▶ _Task prompt_
Among the entries, find the lines with the string "Niklaus" and copy them.

(The records Opens)

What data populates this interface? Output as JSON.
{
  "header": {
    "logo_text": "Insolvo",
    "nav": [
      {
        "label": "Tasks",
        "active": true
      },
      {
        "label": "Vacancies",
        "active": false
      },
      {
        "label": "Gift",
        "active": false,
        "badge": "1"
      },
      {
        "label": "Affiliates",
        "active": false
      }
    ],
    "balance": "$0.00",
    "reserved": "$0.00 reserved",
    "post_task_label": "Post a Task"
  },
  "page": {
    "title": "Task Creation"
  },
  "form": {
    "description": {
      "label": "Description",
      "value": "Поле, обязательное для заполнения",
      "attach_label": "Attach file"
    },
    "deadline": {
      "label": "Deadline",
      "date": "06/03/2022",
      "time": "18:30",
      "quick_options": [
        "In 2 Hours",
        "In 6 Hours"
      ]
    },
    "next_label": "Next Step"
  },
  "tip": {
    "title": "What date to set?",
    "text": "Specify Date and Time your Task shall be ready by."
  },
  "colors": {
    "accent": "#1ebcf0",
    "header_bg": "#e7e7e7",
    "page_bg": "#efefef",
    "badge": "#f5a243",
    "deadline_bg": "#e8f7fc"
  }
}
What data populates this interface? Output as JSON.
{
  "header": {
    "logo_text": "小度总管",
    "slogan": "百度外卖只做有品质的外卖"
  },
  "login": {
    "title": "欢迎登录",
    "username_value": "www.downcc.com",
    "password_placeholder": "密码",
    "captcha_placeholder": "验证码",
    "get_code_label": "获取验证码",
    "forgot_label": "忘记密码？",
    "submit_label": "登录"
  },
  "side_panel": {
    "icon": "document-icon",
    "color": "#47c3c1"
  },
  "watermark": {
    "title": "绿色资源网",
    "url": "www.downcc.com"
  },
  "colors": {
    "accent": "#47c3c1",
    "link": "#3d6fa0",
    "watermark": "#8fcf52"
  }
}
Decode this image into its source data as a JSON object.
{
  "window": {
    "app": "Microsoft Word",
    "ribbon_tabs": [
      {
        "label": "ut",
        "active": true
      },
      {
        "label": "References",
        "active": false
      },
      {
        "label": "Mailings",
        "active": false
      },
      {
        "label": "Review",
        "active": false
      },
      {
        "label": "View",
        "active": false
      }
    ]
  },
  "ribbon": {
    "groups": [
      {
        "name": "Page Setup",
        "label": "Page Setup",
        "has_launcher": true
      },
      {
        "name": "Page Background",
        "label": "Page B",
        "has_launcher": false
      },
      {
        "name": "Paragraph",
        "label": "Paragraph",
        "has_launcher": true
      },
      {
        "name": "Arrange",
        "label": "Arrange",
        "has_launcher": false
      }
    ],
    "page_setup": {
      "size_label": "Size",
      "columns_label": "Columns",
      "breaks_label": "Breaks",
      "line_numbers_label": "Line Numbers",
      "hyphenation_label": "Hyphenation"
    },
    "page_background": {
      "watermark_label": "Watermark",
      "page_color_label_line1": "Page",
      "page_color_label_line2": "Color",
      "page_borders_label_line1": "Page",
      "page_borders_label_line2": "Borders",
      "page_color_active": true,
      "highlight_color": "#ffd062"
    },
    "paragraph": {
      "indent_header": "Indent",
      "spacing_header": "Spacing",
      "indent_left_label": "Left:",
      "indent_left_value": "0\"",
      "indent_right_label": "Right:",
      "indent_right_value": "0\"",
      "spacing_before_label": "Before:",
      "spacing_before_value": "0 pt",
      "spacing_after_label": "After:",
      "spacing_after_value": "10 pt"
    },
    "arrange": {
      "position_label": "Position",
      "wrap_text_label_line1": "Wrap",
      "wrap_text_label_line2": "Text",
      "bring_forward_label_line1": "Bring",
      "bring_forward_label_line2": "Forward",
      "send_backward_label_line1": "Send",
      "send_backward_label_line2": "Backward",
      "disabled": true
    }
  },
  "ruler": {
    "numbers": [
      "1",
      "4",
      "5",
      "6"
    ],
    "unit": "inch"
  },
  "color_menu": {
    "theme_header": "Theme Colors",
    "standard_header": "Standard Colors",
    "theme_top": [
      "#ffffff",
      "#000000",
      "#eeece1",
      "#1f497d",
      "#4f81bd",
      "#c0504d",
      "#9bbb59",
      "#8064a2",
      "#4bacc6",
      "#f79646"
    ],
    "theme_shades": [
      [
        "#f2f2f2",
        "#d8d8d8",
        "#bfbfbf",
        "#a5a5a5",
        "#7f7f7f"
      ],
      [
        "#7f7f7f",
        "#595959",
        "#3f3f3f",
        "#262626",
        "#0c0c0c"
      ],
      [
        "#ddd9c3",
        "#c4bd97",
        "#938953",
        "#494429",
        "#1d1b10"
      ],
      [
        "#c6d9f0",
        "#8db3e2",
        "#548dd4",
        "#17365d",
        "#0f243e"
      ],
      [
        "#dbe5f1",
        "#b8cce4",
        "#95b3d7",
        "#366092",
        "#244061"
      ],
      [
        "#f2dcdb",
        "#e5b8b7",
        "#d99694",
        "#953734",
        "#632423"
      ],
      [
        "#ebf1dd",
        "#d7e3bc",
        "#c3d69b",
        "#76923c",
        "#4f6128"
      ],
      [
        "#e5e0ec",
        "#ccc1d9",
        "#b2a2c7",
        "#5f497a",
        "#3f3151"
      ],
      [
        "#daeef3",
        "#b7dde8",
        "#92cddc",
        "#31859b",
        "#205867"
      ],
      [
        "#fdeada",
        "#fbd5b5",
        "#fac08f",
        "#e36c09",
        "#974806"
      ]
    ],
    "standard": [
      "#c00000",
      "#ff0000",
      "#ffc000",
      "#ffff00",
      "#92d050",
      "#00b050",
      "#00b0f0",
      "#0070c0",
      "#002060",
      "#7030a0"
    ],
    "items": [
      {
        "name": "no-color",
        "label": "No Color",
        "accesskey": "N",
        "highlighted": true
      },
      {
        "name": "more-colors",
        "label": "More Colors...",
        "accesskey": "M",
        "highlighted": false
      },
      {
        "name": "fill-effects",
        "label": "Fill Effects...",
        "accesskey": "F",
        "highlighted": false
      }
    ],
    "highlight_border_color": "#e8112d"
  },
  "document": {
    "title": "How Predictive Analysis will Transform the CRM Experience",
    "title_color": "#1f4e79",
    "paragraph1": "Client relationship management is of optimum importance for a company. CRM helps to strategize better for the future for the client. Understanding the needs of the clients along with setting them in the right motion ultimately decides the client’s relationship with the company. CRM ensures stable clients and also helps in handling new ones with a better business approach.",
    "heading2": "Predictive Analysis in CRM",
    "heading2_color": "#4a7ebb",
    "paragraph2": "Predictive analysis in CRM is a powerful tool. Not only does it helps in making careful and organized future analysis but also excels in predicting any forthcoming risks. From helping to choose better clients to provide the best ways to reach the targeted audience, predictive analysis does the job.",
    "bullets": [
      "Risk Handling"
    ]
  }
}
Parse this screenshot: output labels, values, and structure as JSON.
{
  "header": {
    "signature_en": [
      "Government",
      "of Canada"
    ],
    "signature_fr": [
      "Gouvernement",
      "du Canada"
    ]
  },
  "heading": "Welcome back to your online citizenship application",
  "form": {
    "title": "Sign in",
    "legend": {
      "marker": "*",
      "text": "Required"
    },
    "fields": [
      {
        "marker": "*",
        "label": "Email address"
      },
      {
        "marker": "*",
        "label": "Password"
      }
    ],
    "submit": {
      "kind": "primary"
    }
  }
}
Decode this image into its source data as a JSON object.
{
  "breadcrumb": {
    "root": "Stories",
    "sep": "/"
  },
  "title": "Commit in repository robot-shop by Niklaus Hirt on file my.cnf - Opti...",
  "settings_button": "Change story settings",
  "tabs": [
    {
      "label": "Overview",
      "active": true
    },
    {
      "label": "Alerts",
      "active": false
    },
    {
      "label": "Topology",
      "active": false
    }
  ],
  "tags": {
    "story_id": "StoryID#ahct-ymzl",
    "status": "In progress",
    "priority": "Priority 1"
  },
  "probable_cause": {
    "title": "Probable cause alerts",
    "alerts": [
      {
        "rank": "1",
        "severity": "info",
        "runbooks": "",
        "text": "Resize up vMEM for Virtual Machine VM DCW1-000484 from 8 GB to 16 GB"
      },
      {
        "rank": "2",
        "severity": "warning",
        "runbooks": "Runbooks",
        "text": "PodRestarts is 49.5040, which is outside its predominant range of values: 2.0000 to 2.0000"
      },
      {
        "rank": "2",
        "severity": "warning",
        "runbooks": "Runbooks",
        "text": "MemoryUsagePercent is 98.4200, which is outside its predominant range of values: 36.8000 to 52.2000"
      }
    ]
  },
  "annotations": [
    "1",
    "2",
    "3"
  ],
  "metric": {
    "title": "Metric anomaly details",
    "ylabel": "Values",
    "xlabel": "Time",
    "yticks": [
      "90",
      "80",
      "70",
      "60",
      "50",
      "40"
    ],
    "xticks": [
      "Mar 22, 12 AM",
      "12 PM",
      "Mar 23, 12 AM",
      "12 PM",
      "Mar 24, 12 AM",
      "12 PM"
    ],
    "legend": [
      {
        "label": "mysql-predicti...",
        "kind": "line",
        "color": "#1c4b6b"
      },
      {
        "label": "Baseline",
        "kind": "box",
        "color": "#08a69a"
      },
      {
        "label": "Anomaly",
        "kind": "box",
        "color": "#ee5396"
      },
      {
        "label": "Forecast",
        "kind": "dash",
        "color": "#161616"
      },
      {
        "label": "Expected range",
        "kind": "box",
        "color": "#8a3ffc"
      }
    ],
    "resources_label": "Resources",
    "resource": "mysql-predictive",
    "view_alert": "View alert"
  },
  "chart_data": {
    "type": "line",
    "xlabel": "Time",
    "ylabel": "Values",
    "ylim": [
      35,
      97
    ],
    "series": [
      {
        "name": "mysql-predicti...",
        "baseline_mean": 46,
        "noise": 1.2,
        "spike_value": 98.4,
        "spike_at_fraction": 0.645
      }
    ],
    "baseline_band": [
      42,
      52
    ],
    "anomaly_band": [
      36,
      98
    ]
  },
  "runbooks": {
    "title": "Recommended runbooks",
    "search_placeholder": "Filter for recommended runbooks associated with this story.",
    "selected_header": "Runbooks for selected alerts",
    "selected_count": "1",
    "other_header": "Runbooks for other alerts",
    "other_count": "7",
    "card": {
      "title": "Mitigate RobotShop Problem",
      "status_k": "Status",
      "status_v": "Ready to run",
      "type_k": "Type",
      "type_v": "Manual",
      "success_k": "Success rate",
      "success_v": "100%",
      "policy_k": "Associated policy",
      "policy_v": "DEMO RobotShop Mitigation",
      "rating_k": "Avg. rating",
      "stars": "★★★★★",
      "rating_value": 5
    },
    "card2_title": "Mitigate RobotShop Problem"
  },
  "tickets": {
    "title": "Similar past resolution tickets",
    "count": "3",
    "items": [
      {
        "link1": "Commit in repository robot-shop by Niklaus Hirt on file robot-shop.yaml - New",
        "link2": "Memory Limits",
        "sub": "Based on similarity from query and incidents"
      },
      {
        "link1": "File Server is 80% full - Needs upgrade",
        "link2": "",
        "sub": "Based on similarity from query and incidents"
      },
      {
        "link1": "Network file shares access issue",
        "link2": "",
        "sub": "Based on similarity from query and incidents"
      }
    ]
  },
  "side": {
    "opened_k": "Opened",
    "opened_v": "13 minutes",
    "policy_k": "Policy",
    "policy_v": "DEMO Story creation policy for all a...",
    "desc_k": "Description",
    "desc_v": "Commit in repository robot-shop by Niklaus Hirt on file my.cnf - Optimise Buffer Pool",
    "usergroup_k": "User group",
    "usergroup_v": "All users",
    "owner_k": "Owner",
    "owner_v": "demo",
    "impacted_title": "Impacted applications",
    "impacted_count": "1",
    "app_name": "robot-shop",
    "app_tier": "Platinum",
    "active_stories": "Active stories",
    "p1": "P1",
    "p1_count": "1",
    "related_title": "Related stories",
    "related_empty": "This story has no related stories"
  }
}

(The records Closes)

▶ _Task result_
  "title": "Commit in repository robot-shop by Niklaus Hirt on file my.cnf - Opti...",
        "link1": "Commit in repository robot-shop by Niklaus Hirt on file robot-shop.yaml - New",
    "desc_v": "Commit in repository robot-shop by Niklaus Hirt on file my.cnf - Optimise Buffer Pool",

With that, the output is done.